- The first thingy is water. There isn't any as the video above portrays. That's not good. And it's not just a Central Valley thingy. This water thingy is running throughout the Ag. and wine industry and will only get worse.
- Second is the heat wave from the past week. Early discussions suggest the heat will reduce expected crop size by 10% plus or minus due to sunburn from the recent record heatwave. A related issue vis-à-vis supply is the size of the world harvest in the Southern Hemisphere.
- Third is rising interest rates. That does all kinds of thingies to the wine business.
- Fourth: the world is shrinking and so is the market share for US produced wine.
Even Edyie Gorme Knows it
I'm Channeling Milton Friedman ........
What is clear at present is the US Economy is ahead of world economies in recovering. As our domestic interest rates rise, foreign currencies depreciate unless they increase their own rate structures to attract capital inflows. If they don't they lose in the carry trade translation. The expectation in Europe should be to do nothing and let their currency sink versus the dollar so their exports to the US have a rate advantage. But there are many who expect to see European rates rise "in sympathy." I'm doubting that as of this writing. My guess today is we see the US dollar strengthen across a basket of currencies leading to cheaper imports overall, and that keeps our purchasing power up at the consumer level, and inflation contained. The problem, is a strengthening dollar equals cheaper wine imports, for both bottled and bulk wine.
My Akward First Dance
Turrentine Bulk Volumes
Drought might be a crack in California's Recovery
The Ghosts from Italian Swiss Colony say...
- It looks like harvest is trending to be normal to maybe slightly above normal.
- Long term supply is going to be short with normal harvests in the next few years.
- World supply seems enhanced by good harvests in the Southern Hemisphere.
- Rising interest rates will strengthen the US currencies leading to cheaper imports which does have an impact on our wine growing brothers and sisters in the Central Valley in particular, especially when water - or the lack of it cuts into supply, and the damage from the just passed heat wave is factored in to the equation.
- Grape supply and juice seems adequate if not a taste long for now based on last year's harvest and and expected average to above average return this year, but still should be short-ish going out for the next few years.
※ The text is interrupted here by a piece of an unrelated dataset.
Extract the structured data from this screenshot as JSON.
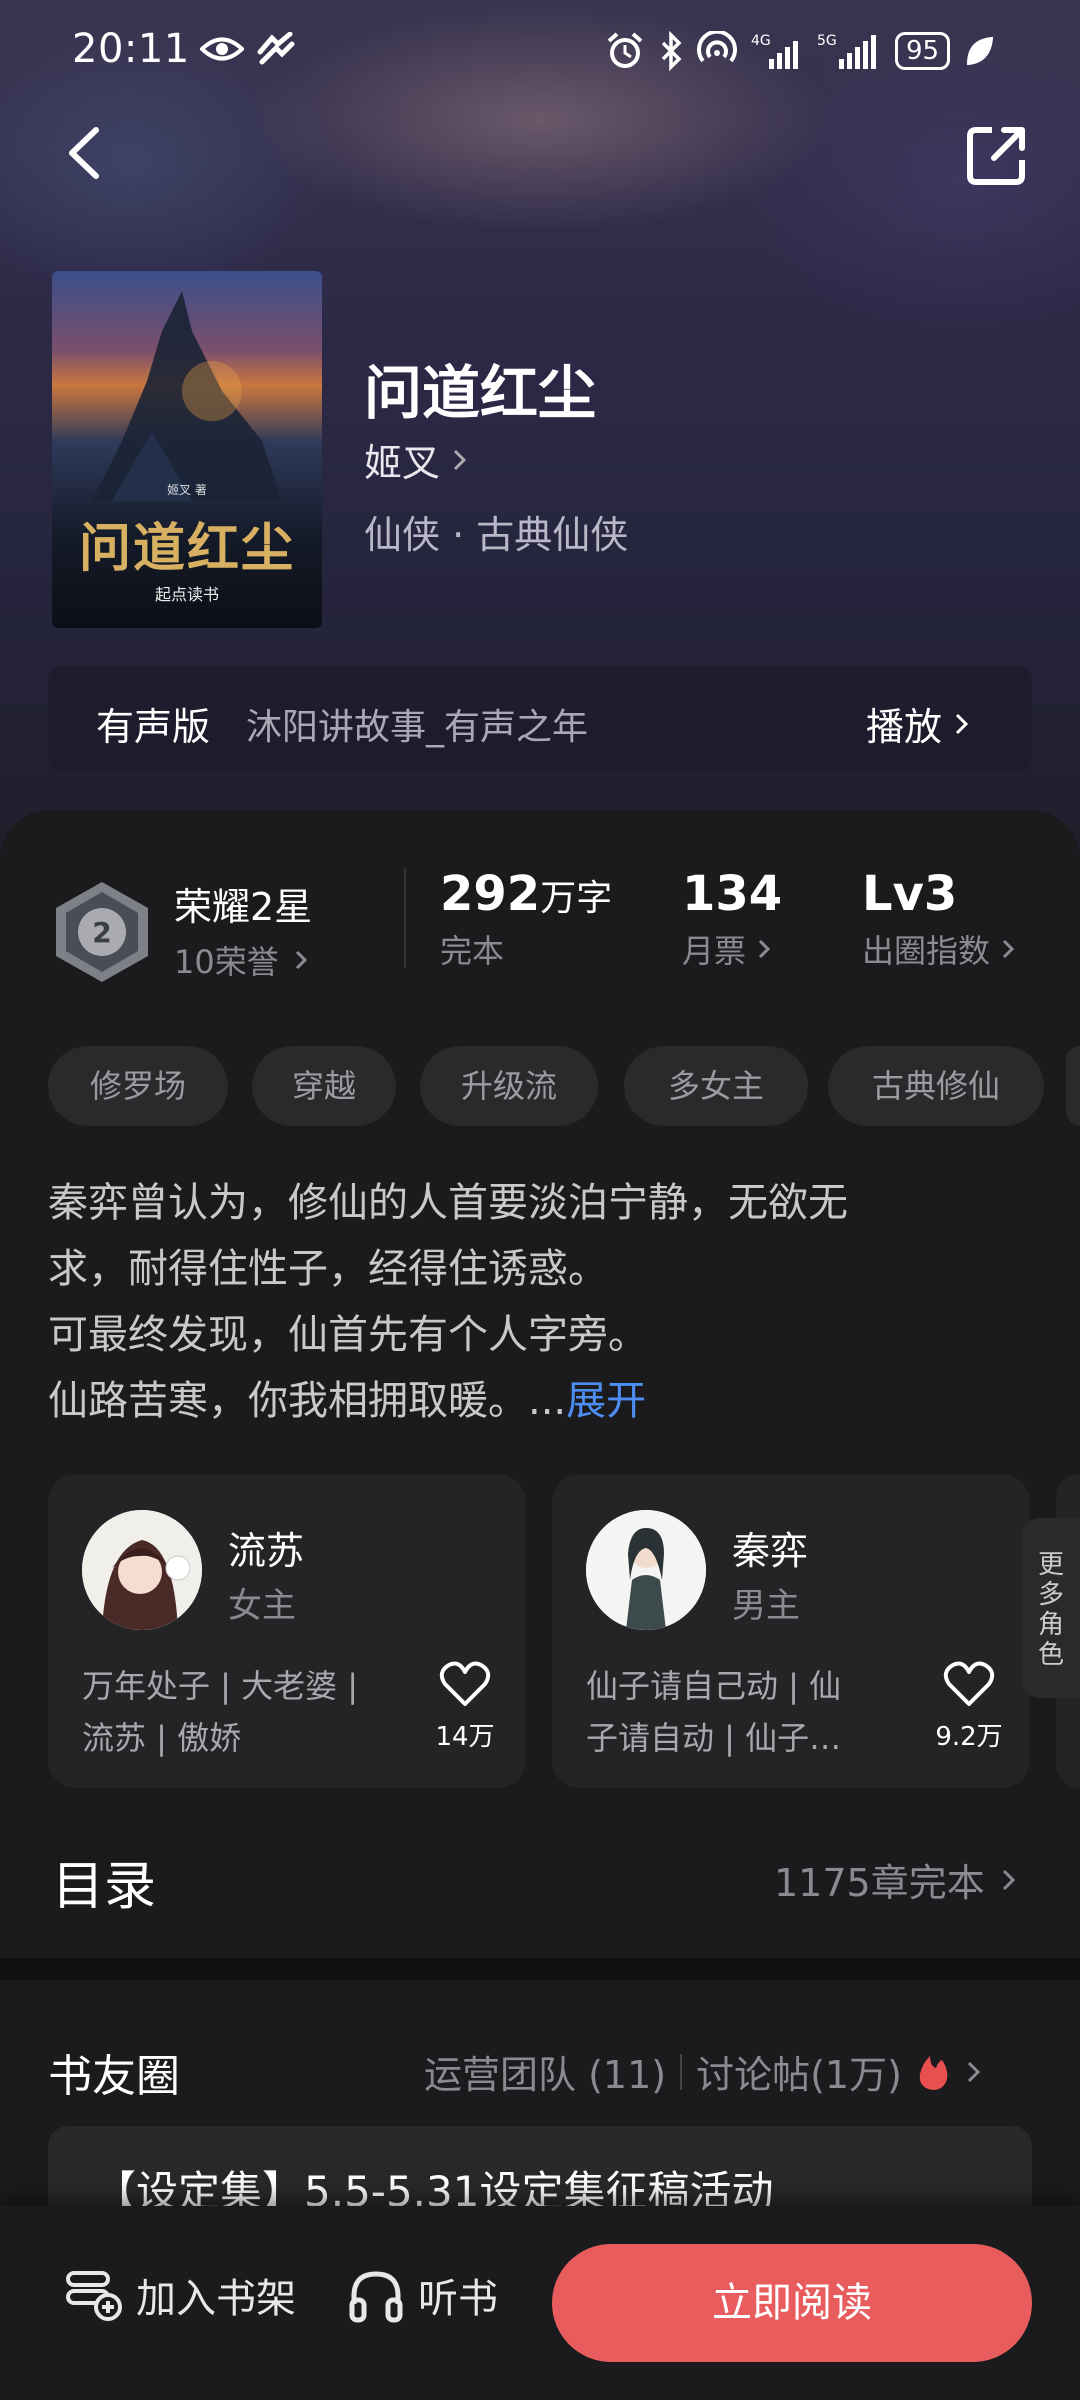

- There is every reason to believe imports will continue to get a larger share of the US consumer dollar.